*** Block opens ***
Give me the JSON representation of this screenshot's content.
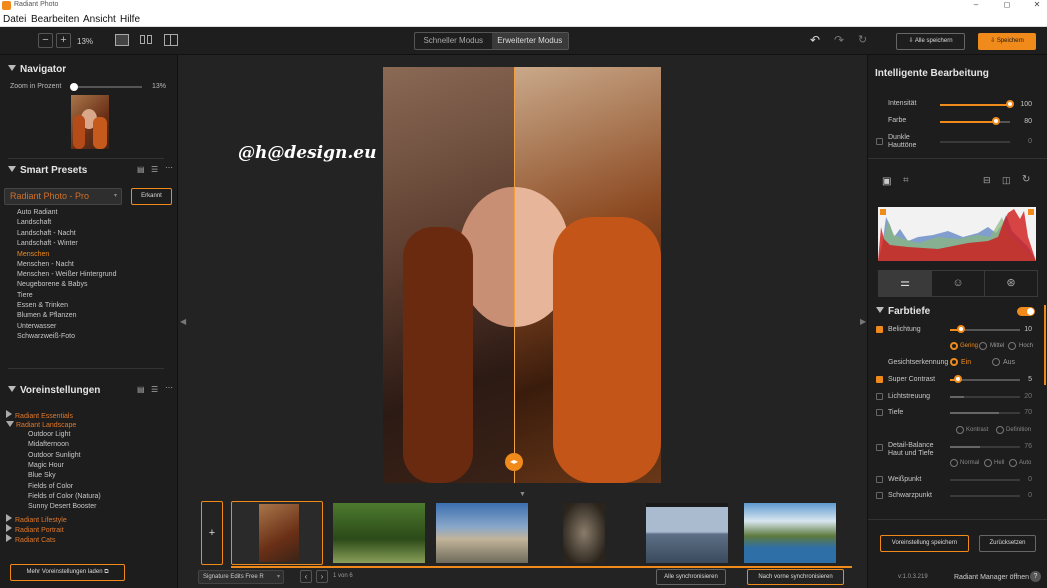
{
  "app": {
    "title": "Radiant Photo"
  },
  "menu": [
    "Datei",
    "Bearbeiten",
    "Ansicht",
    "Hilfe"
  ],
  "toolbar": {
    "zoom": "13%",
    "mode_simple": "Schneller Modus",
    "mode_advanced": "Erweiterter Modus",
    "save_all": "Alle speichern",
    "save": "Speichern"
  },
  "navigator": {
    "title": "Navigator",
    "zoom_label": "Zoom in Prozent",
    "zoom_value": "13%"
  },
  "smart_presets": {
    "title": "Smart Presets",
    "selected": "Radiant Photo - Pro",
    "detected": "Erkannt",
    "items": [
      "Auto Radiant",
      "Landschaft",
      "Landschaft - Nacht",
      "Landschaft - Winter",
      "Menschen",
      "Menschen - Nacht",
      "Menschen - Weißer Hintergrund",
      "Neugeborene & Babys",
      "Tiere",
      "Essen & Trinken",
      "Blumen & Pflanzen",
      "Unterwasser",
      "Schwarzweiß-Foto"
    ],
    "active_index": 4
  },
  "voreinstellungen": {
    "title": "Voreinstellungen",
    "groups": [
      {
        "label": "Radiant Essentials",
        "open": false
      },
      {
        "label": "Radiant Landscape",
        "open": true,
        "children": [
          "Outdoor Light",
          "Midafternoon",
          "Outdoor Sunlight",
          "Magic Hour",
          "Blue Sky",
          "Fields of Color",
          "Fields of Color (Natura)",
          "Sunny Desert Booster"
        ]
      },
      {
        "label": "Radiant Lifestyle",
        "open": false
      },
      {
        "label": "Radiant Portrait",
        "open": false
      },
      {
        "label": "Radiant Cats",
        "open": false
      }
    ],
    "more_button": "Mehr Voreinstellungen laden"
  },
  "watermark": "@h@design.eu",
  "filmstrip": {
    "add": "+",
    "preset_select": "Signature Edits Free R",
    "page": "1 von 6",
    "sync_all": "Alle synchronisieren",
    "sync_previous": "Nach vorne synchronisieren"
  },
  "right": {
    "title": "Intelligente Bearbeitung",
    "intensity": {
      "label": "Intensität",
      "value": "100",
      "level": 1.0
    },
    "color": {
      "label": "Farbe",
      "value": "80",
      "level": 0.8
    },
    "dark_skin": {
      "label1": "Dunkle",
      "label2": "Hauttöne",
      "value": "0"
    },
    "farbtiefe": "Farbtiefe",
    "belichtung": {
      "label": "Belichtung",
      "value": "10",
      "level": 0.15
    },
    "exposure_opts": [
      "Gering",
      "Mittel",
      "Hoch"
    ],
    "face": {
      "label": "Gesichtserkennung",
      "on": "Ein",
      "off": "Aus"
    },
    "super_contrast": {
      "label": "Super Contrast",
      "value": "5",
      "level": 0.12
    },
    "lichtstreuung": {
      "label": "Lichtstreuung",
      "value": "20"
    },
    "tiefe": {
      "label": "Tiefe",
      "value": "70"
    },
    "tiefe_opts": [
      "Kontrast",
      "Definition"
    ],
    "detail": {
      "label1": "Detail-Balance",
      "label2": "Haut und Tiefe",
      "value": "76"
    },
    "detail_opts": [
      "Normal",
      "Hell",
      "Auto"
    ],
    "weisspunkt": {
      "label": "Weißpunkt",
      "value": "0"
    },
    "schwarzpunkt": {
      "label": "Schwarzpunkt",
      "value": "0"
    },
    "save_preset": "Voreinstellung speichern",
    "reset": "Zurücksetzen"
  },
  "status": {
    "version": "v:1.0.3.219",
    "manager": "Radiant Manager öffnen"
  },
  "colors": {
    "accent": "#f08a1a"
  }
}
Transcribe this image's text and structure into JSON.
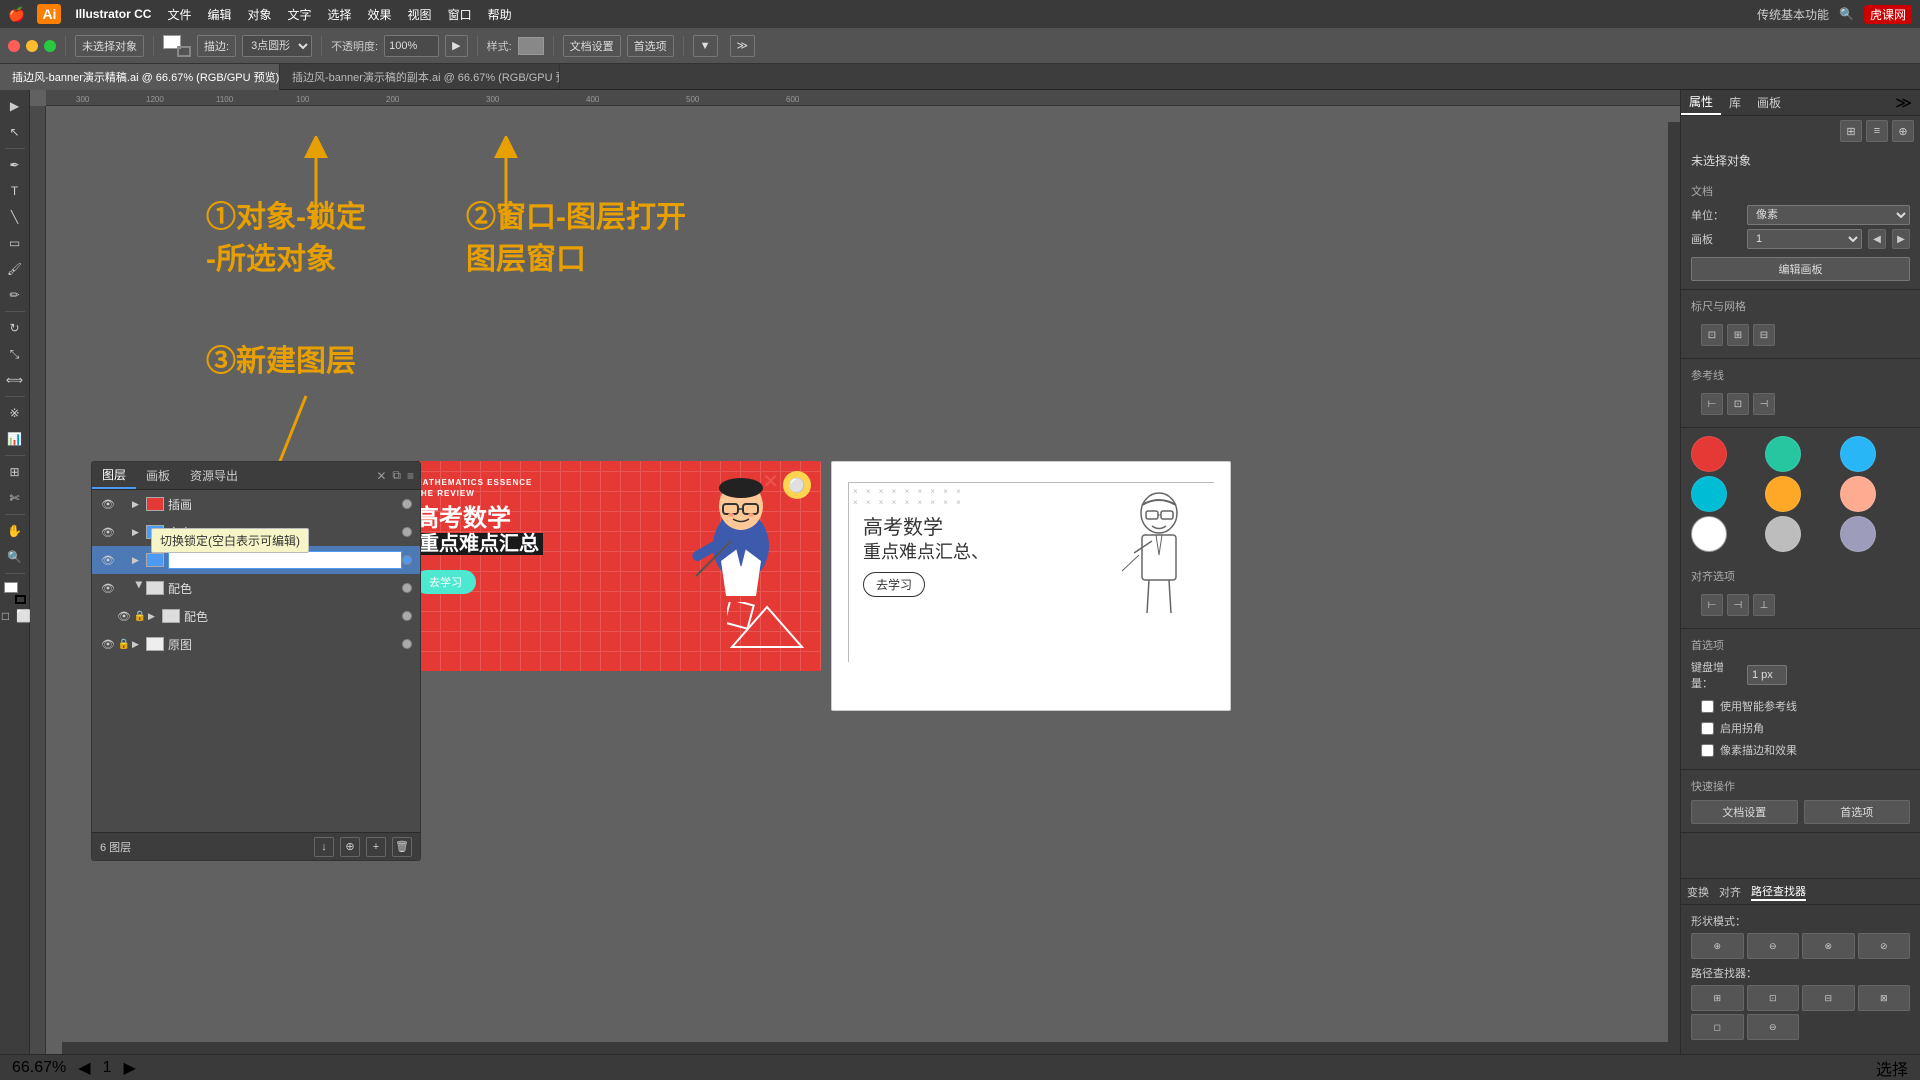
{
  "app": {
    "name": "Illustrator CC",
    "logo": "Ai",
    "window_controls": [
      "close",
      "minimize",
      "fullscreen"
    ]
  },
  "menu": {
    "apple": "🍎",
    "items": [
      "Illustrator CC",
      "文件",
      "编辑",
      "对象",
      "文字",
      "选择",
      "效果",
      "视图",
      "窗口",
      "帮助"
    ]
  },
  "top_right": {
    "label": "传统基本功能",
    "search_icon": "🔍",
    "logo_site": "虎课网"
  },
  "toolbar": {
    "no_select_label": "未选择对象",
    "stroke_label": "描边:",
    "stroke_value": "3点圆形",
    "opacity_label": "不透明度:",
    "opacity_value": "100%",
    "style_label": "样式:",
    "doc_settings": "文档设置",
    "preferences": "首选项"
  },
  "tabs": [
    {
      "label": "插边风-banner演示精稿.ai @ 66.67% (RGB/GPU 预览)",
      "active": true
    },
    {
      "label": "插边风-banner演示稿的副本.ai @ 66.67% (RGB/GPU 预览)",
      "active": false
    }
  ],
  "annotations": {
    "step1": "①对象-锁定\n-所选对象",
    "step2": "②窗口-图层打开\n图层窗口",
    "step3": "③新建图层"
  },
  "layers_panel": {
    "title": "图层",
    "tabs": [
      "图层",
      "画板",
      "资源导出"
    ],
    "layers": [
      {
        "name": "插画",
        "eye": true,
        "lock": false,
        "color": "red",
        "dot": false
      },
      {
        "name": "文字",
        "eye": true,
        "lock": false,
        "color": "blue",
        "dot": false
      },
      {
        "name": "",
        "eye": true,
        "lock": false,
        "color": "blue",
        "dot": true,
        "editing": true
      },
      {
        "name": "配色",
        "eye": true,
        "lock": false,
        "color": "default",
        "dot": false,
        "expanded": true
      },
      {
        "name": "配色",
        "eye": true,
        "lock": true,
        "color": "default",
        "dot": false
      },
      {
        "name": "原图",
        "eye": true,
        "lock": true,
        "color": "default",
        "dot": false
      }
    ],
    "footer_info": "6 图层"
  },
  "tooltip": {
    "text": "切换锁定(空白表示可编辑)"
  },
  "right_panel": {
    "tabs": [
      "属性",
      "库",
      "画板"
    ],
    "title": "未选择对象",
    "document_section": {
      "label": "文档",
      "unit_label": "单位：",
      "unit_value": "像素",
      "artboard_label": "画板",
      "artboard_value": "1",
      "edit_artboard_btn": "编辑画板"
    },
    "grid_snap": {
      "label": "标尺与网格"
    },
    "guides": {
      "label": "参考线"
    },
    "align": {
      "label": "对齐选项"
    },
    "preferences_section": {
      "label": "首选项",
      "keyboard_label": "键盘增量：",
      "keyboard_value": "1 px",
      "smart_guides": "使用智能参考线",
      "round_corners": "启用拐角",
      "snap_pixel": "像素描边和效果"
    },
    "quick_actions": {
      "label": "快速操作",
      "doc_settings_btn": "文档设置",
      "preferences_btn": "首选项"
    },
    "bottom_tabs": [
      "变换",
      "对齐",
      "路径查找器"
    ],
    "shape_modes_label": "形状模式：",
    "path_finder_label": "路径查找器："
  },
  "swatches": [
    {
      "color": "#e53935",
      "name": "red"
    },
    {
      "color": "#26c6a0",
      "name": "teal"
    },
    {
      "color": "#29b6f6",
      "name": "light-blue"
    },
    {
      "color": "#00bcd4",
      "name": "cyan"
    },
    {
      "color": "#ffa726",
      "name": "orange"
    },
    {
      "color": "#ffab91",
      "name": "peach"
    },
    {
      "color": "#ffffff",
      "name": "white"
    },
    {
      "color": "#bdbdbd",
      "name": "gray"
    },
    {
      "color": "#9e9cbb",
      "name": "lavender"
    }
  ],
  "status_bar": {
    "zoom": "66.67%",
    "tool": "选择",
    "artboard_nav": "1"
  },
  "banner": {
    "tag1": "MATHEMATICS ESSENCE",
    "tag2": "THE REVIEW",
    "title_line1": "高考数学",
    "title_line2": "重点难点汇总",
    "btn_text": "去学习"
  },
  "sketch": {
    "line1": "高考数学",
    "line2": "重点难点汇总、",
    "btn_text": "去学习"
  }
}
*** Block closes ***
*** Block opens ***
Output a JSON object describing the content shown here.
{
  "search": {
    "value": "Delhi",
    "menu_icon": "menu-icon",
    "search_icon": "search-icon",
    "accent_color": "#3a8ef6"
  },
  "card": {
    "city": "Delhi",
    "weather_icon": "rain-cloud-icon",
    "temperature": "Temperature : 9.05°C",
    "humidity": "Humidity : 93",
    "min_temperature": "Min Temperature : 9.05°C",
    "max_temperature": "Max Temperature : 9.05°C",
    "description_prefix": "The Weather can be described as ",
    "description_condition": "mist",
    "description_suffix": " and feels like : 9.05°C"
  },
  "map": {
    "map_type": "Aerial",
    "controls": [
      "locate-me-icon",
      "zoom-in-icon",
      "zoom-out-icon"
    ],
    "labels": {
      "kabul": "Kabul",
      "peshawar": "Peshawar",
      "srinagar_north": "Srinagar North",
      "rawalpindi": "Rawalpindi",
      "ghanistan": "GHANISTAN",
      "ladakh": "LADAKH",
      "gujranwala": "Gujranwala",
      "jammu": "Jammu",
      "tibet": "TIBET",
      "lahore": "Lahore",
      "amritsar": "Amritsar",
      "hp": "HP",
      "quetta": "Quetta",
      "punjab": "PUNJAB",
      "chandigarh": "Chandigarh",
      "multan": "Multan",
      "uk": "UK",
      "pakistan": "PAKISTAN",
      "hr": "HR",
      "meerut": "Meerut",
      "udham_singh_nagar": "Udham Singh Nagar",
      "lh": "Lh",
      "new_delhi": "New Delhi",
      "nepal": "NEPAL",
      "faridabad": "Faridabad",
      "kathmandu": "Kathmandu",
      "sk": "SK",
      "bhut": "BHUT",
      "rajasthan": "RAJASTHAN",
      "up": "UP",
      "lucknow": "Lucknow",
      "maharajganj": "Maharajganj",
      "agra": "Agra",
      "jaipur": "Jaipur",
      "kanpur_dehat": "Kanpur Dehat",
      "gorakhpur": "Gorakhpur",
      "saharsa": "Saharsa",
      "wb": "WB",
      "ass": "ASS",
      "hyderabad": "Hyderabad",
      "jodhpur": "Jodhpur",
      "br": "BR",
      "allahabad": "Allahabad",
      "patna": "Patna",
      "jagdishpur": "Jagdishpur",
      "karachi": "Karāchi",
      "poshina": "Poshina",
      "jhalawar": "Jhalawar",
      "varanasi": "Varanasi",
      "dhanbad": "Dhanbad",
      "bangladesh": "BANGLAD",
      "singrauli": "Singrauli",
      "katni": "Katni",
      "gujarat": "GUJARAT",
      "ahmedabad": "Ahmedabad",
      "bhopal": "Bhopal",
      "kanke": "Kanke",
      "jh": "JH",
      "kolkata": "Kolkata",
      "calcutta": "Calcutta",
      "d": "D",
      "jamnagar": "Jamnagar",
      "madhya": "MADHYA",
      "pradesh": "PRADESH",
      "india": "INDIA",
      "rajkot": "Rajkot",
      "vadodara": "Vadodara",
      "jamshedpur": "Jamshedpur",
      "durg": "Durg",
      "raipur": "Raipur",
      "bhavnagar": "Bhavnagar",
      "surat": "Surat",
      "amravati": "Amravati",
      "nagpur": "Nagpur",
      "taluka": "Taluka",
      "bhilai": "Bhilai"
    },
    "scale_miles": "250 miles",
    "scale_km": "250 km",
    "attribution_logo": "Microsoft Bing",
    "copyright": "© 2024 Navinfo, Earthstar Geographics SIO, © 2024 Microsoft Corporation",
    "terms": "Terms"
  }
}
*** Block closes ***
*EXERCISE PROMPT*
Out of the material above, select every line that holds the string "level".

*EXERCISE RESULT*
      "level": 1.0
      "level": 0.8
      "level": 0.15
      "level": 0.12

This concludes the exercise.